Your goal
Set the listing down again exactly, please, apart from its pictures.

^^^^^^^^^^^^^^^^

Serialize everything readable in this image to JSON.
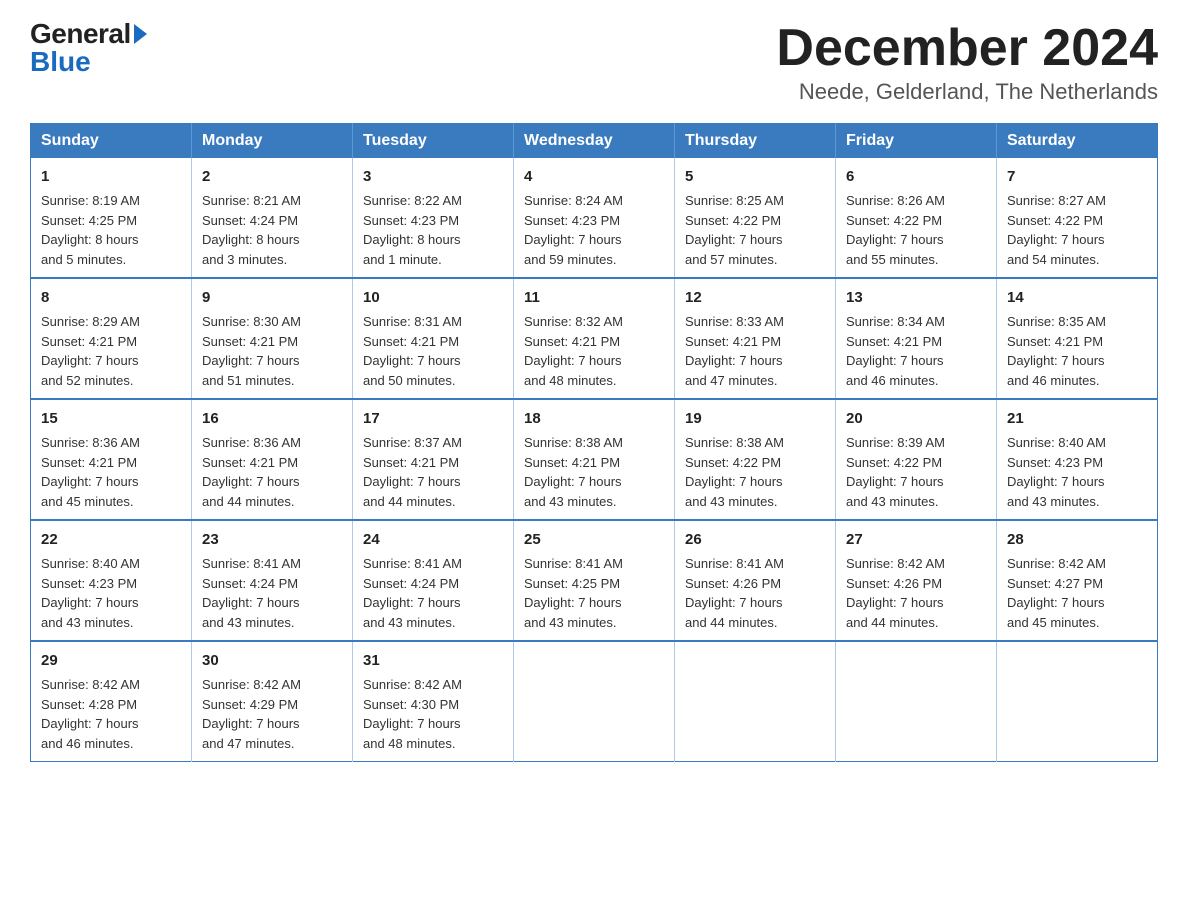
{
  "logo": {
    "general": "General",
    "blue": "Blue"
  },
  "title": "December 2024",
  "location": "Neede, Gelderland, The Netherlands",
  "weekdays": [
    "Sunday",
    "Monday",
    "Tuesday",
    "Wednesday",
    "Thursday",
    "Friday",
    "Saturday"
  ],
  "weeks": [
    [
      {
        "day": "1",
        "sunrise": "8:19 AM",
        "sunset": "4:25 PM",
        "daylight": "8 hours and 5 minutes."
      },
      {
        "day": "2",
        "sunrise": "8:21 AM",
        "sunset": "4:24 PM",
        "daylight": "8 hours and 3 minutes."
      },
      {
        "day": "3",
        "sunrise": "8:22 AM",
        "sunset": "4:23 PM",
        "daylight": "8 hours and 1 minute."
      },
      {
        "day": "4",
        "sunrise": "8:24 AM",
        "sunset": "4:23 PM",
        "daylight": "7 hours and 59 minutes."
      },
      {
        "day": "5",
        "sunrise": "8:25 AM",
        "sunset": "4:22 PM",
        "daylight": "7 hours and 57 minutes."
      },
      {
        "day": "6",
        "sunrise": "8:26 AM",
        "sunset": "4:22 PM",
        "daylight": "7 hours and 55 minutes."
      },
      {
        "day": "7",
        "sunrise": "8:27 AM",
        "sunset": "4:22 PM",
        "daylight": "7 hours and 54 minutes."
      }
    ],
    [
      {
        "day": "8",
        "sunrise": "8:29 AM",
        "sunset": "4:21 PM",
        "daylight": "7 hours and 52 minutes."
      },
      {
        "day": "9",
        "sunrise": "8:30 AM",
        "sunset": "4:21 PM",
        "daylight": "7 hours and 51 minutes."
      },
      {
        "day": "10",
        "sunrise": "8:31 AM",
        "sunset": "4:21 PM",
        "daylight": "7 hours and 50 minutes."
      },
      {
        "day": "11",
        "sunrise": "8:32 AM",
        "sunset": "4:21 PM",
        "daylight": "7 hours and 48 minutes."
      },
      {
        "day": "12",
        "sunrise": "8:33 AM",
        "sunset": "4:21 PM",
        "daylight": "7 hours and 47 minutes."
      },
      {
        "day": "13",
        "sunrise": "8:34 AM",
        "sunset": "4:21 PM",
        "daylight": "7 hours and 46 minutes."
      },
      {
        "day": "14",
        "sunrise": "8:35 AM",
        "sunset": "4:21 PM",
        "daylight": "7 hours and 46 minutes."
      }
    ],
    [
      {
        "day": "15",
        "sunrise": "8:36 AM",
        "sunset": "4:21 PM",
        "daylight": "7 hours and 45 minutes."
      },
      {
        "day": "16",
        "sunrise": "8:36 AM",
        "sunset": "4:21 PM",
        "daylight": "7 hours and 44 minutes."
      },
      {
        "day": "17",
        "sunrise": "8:37 AM",
        "sunset": "4:21 PM",
        "daylight": "7 hours and 44 minutes."
      },
      {
        "day": "18",
        "sunrise": "8:38 AM",
        "sunset": "4:21 PM",
        "daylight": "7 hours and 43 minutes."
      },
      {
        "day": "19",
        "sunrise": "8:38 AM",
        "sunset": "4:22 PM",
        "daylight": "7 hours and 43 minutes."
      },
      {
        "day": "20",
        "sunrise": "8:39 AM",
        "sunset": "4:22 PM",
        "daylight": "7 hours and 43 minutes."
      },
      {
        "day": "21",
        "sunrise": "8:40 AM",
        "sunset": "4:23 PM",
        "daylight": "7 hours and 43 minutes."
      }
    ],
    [
      {
        "day": "22",
        "sunrise": "8:40 AM",
        "sunset": "4:23 PM",
        "daylight": "7 hours and 43 minutes."
      },
      {
        "day": "23",
        "sunrise": "8:41 AM",
        "sunset": "4:24 PM",
        "daylight": "7 hours and 43 minutes."
      },
      {
        "day": "24",
        "sunrise": "8:41 AM",
        "sunset": "4:24 PM",
        "daylight": "7 hours and 43 minutes."
      },
      {
        "day": "25",
        "sunrise": "8:41 AM",
        "sunset": "4:25 PM",
        "daylight": "7 hours and 43 minutes."
      },
      {
        "day": "26",
        "sunrise": "8:41 AM",
        "sunset": "4:26 PM",
        "daylight": "7 hours and 44 minutes."
      },
      {
        "day": "27",
        "sunrise": "8:42 AM",
        "sunset": "4:26 PM",
        "daylight": "7 hours and 44 minutes."
      },
      {
        "day": "28",
        "sunrise": "8:42 AM",
        "sunset": "4:27 PM",
        "daylight": "7 hours and 45 minutes."
      }
    ],
    [
      {
        "day": "29",
        "sunrise": "8:42 AM",
        "sunset": "4:28 PM",
        "daylight": "7 hours and 46 minutes."
      },
      {
        "day": "30",
        "sunrise": "8:42 AM",
        "sunset": "4:29 PM",
        "daylight": "7 hours and 47 minutes."
      },
      {
        "day": "31",
        "sunrise": "8:42 AM",
        "sunset": "4:30 PM",
        "daylight": "7 hours and 48 minutes."
      },
      null,
      null,
      null,
      null
    ]
  ],
  "labels": {
    "sunrise": "Sunrise:",
    "sunset": "Sunset:",
    "daylight": "Daylight:"
  }
}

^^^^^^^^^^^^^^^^

The completed task
Serialize everything readable in this image to JSON.
{
  "logo": {
    "general": "General",
    "blue": "Blue"
  },
  "title": "December 2024",
  "location": "Neede, Gelderland, The Netherlands",
  "weekdays": [
    "Sunday",
    "Monday",
    "Tuesday",
    "Wednesday",
    "Thursday",
    "Friday",
    "Saturday"
  ],
  "weeks": [
    [
      {
        "day": "1",
        "sunrise": "8:19 AM",
        "sunset": "4:25 PM",
        "daylight": "8 hours and 5 minutes."
      },
      {
        "day": "2",
        "sunrise": "8:21 AM",
        "sunset": "4:24 PM",
        "daylight": "8 hours and 3 minutes."
      },
      {
        "day": "3",
        "sunrise": "8:22 AM",
        "sunset": "4:23 PM",
        "daylight": "8 hours and 1 minute."
      },
      {
        "day": "4",
        "sunrise": "8:24 AM",
        "sunset": "4:23 PM",
        "daylight": "7 hours and 59 minutes."
      },
      {
        "day": "5",
        "sunrise": "8:25 AM",
        "sunset": "4:22 PM",
        "daylight": "7 hours and 57 minutes."
      },
      {
        "day": "6",
        "sunrise": "8:26 AM",
        "sunset": "4:22 PM",
        "daylight": "7 hours and 55 minutes."
      },
      {
        "day": "7",
        "sunrise": "8:27 AM",
        "sunset": "4:22 PM",
        "daylight": "7 hours and 54 minutes."
      }
    ],
    [
      {
        "day": "8",
        "sunrise": "8:29 AM",
        "sunset": "4:21 PM",
        "daylight": "7 hours and 52 minutes."
      },
      {
        "day": "9",
        "sunrise": "8:30 AM",
        "sunset": "4:21 PM",
        "daylight": "7 hours and 51 minutes."
      },
      {
        "day": "10",
        "sunrise": "8:31 AM",
        "sunset": "4:21 PM",
        "daylight": "7 hours and 50 minutes."
      },
      {
        "day": "11",
        "sunrise": "8:32 AM",
        "sunset": "4:21 PM",
        "daylight": "7 hours and 48 minutes."
      },
      {
        "day": "12",
        "sunrise": "8:33 AM",
        "sunset": "4:21 PM",
        "daylight": "7 hours and 47 minutes."
      },
      {
        "day": "13",
        "sunrise": "8:34 AM",
        "sunset": "4:21 PM",
        "daylight": "7 hours and 46 minutes."
      },
      {
        "day": "14",
        "sunrise": "8:35 AM",
        "sunset": "4:21 PM",
        "daylight": "7 hours and 46 minutes."
      }
    ],
    [
      {
        "day": "15",
        "sunrise": "8:36 AM",
        "sunset": "4:21 PM",
        "daylight": "7 hours and 45 minutes."
      },
      {
        "day": "16",
        "sunrise": "8:36 AM",
        "sunset": "4:21 PM",
        "daylight": "7 hours and 44 minutes."
      },
      {
        "day": "17",
        "sunrise": "8:37 AM",
        "sunset": "4:21 PM",
        "daylight": "7 hours and 44 minutes."
      },
      {
        "day": "18",
        "sunrise": "8:38 AM",
        "sunset": "4:21 PM",
        "daylight": "7 hours and 43 minutes."
      },
      {
        "day": "19",
        "sunrise": "8:38 AM",
        "sunset": "4:22 PM",
        "daylight": "7 hours and 43 minutes."
      },
      {
        "day": "20",
        "sunrise": "8:39 AM",
        "sunset": "4:22 PM",
        "daylight": "7 hours and 43 minutes."
      },
      {
        "day": "21",
        "sunrise": "8:40 AM",
        "sunset": "4:23 PM",
        "daylight": "7 hours and 43 minutes."
      }
    ],
    [
      {
        "day": "22",
        "sunrise": "8:40 AM",
        "sunset": "4:23 PM",
        "daylight": "7 hours and 43 minutes."
      },
      {
        "day": "23",
        "sunrise": "8:41 AM",
        "sunset": "4:24 PM",
        "daylight": "7 hours and 43 minutes."
      },
      {
        "day": "24",
        "sunrise": "8:41 AM",
        "sunset": "4:24 PM",
        "daylight": "7 hours and 43 minutes."
      },
      {
        "day": "25",
        "sunrise": "8:41 AM",
        "sunset": "4:25 PM",
        "daylight": "7 hours and 43 minutes."
      },
      {
        "day": "26",
        "sunrise": "8:41 AM",
        "sunset": "4:26 PM",
        "daylight": "7 hours and 44 minutes."
      },
      {
        "day": "27",
        "sunrise": "8:42 AM",
        "sunset": "4:26 PM",
        "daylight": "7 hours and 44 minutes."
      },
      {
        "day": "28",
        "sunrise": "8:42 AM",
        "sunset": "4:27 PM",
        "daylight": "7 hours and 45 minutes."
      }
    ],
    [
      {
        "day": "29",
        "sunrise": "8:42 AM",
        "sunset": "4:28 PM",
        "daylight": "7 hours and 46 minutes."
      },
      {
        "day": "30",
        "sunrise": "8:42 AM",
        "sunset": "4:29 PM",
        "daylight": "7 hours and 47 minutes."
      },
      {
        "day": "31",
        "sunrise": "8:42 AM",
        "sunset": "4:30 PM",
        "daylight": "7 hours and 48 minutes."
      },
      null,
      null,
      null,
      null
    ]
  ],
  "labels": {
    "sunrise": "Sunrise:",
    "sunset": "Sunset:",
    "daylight": "Daylight:"
  }
}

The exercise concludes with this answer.